§ **TASK DIRECTIONS**
Search the records that follow and extract every line containing the string "name".

[Opening RECORDS FOR THIS TASK section]

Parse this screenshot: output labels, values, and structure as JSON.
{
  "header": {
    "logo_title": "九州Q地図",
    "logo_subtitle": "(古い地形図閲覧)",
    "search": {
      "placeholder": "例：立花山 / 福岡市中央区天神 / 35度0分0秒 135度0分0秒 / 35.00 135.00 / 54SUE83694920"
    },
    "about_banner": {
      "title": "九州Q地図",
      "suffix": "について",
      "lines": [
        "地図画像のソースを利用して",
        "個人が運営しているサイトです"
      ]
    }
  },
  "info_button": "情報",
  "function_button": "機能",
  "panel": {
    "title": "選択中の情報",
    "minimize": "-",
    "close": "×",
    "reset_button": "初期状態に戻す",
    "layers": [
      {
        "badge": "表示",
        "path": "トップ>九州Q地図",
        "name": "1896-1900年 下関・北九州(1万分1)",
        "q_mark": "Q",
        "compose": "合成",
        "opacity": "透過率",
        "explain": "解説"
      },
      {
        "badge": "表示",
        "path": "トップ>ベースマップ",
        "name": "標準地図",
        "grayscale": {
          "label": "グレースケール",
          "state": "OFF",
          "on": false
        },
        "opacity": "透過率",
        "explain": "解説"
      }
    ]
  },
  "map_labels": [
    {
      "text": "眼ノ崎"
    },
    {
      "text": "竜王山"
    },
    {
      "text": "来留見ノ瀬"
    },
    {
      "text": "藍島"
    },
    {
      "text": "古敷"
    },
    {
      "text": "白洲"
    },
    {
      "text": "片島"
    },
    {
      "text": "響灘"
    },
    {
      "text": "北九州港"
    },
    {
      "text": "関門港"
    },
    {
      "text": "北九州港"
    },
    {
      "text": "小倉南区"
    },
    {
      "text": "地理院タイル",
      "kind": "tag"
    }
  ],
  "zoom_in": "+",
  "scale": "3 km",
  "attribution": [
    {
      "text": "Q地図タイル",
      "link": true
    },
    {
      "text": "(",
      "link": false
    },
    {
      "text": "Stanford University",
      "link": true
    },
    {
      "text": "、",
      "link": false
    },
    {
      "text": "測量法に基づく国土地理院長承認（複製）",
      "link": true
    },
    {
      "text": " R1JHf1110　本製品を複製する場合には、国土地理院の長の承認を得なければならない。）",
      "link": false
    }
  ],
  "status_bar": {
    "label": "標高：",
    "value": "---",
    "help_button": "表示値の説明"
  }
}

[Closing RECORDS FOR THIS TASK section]

§ **ANSWER AREA**
        "name": "1896-1900年 下関・北九州(1万分1)",
        "name": "標準地図",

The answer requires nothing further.